Architectural Exclusion


    Within the Article “Architectural Exclusion: Discrimination and Segregation Through Physical Design of the Built EnvironmentSarah Schindler brings to light a method of exclusion that most people are ignorant to. Schindler explains as a society we have some what addressed and overcome forms of exclusion such as racial ordinances, segregation by businesses, and verbal threats, yet there still lies a form that most aren’t consciously aware of. This form is called Architectural Exclusion which is the exclusion of specific personnel due to the design of the architecture which can have various affects on an environment such as a regulation of behavior and subconscious racially motivated decision making.





    For instance, Schindler gives an example of a low bridge that Robert Moses specifically designed so that mas transit, such as public buses, could not pass through the area. Seeing as though very few minorities actually own cars this was a very creative/legal form of segregation intended to keep the lower class citizens of NYC from easily accessing Jones Beach. Schindler noted that, “-we tend to view such bridges as innocuous features rather than as exclusionary objects.”(1954)
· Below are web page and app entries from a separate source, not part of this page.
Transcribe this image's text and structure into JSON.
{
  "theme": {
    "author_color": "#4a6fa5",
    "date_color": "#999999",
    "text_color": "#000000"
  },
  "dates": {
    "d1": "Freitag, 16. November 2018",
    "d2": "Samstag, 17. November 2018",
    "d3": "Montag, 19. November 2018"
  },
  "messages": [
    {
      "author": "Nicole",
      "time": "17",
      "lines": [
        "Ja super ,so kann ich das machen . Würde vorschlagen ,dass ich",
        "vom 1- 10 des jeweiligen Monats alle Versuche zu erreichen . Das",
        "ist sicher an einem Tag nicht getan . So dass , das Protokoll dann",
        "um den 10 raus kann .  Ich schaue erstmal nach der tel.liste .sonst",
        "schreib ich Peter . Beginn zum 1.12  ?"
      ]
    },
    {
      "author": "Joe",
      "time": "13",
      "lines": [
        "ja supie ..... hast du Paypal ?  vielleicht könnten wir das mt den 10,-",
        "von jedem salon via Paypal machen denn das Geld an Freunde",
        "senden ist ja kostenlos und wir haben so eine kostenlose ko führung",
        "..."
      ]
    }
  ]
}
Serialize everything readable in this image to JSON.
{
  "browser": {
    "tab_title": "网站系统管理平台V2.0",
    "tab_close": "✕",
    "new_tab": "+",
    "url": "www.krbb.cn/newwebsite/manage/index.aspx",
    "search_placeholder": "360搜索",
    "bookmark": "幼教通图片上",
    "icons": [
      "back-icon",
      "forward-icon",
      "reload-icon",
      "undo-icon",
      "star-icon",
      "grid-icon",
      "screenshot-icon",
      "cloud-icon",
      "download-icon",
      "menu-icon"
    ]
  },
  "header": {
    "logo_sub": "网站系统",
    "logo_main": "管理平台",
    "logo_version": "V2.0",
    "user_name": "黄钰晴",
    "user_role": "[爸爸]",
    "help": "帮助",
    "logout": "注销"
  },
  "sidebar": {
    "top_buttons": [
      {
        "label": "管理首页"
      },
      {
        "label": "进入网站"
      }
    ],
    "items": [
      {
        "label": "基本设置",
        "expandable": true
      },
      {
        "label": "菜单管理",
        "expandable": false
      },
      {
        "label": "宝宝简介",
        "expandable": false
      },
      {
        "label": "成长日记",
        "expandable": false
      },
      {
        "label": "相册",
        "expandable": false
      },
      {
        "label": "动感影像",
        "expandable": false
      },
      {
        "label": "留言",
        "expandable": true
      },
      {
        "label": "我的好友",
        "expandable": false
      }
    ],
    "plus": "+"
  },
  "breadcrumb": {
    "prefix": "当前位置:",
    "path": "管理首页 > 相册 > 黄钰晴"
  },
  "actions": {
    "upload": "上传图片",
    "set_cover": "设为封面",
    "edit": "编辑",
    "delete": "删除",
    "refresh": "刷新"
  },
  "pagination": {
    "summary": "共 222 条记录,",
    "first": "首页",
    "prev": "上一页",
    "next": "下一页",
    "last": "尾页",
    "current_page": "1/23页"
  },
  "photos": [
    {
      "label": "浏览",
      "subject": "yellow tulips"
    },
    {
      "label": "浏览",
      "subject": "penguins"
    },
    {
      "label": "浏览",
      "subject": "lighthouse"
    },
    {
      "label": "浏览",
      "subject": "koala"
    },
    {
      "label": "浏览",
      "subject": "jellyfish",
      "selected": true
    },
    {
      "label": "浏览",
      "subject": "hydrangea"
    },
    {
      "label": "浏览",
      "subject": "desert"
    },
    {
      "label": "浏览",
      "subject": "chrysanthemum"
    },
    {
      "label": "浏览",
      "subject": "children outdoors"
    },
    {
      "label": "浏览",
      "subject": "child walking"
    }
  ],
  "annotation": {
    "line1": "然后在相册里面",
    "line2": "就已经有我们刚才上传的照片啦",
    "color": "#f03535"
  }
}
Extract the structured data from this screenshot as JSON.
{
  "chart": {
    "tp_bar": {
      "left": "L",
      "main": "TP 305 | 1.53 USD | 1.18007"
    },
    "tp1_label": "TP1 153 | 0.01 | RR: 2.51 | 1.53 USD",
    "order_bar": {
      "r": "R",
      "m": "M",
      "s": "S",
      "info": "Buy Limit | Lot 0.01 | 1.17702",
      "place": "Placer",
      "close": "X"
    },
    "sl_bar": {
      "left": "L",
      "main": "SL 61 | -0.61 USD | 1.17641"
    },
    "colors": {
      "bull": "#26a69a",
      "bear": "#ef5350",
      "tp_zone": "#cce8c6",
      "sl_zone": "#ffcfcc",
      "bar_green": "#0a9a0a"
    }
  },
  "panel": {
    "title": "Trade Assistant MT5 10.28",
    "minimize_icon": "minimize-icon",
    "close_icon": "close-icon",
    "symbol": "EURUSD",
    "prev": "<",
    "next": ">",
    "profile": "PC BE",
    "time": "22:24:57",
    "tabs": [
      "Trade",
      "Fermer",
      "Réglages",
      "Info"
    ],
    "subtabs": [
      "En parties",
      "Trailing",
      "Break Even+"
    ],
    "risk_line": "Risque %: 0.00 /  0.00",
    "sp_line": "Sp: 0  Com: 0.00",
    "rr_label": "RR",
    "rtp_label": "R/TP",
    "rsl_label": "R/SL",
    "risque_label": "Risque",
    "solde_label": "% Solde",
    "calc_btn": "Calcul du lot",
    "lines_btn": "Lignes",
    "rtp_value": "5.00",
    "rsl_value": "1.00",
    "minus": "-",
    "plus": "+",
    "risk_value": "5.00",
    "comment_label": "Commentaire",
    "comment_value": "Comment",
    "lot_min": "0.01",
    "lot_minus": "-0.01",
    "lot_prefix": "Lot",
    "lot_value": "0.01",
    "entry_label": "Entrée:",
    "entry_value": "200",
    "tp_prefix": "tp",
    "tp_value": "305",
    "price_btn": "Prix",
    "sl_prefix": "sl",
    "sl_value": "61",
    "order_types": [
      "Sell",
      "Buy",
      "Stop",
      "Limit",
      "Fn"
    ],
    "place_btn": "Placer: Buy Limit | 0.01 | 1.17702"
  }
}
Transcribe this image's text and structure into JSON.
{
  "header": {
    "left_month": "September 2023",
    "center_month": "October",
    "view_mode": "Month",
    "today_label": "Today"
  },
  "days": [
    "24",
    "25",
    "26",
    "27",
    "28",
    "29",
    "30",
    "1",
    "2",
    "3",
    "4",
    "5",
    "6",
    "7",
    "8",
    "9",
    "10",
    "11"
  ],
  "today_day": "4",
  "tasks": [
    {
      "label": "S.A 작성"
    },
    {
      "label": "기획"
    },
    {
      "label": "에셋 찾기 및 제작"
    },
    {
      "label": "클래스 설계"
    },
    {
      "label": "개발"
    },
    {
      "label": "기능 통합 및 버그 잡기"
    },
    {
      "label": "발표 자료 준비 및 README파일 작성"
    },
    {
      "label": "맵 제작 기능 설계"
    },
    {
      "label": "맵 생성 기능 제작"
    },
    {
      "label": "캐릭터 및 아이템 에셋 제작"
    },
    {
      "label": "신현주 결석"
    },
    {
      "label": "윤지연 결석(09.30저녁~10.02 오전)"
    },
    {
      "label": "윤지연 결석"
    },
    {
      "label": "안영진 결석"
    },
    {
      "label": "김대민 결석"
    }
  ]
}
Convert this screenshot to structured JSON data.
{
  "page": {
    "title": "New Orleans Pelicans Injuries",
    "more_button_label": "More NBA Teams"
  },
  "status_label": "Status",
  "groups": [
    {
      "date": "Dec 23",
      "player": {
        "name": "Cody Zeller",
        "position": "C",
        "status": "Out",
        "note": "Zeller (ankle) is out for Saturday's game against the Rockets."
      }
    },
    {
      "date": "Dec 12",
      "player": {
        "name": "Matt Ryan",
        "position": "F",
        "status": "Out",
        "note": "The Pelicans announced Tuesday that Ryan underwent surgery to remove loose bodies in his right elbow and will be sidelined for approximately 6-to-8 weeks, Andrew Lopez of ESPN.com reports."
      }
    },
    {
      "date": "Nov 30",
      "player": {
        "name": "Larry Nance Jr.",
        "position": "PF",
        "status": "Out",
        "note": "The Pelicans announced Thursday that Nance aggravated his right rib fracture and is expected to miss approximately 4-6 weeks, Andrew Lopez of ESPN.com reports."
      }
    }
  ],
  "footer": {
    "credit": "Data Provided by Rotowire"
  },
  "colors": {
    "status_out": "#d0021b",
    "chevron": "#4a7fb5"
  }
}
(Google Maps)
Guilford to Waverly- 5 minutes in 2016 (Google Maps)
(Google Maps)
Waverly to Guilford- 7 minutes in 2016 (Google Maps)







     Another example Schindler presented was the use of one way streets and grid patterns in order to direct traffic away from wealthier neighborhoods. Specifically Schindler concentrated on Greenmount Avenue in East Baltimore which was used to “-separate the poor, predominantly African-American neighborhood of Waverly on its east side from the wealthy, predominantly white neighborhood of Guilford on its west.” The way the two-way cross streets were designed it made it extremly difficult for Waverly residents to get to Guilford yet quite convientent for Guilford residents to access Waverly(1970).

To conclude, Sarah Schindler wrote this article to bring awareness of the unjust utilization of architectural exclusion to the general public. Within architectural plans the government has been able to get away with manipulating the spacial mode of communication without majority of the public even noticing. By law this social injustice is legal even though it is no different from hanging a whites only sign in a saloon window. Over time we as citizens have become accustom to the way our communities are structured furthermore promoting the longevity of this discriminatory tactic. After reading this article Sarah Schindler hopes to inspire her readers to promote change to this ongoing phenomenon.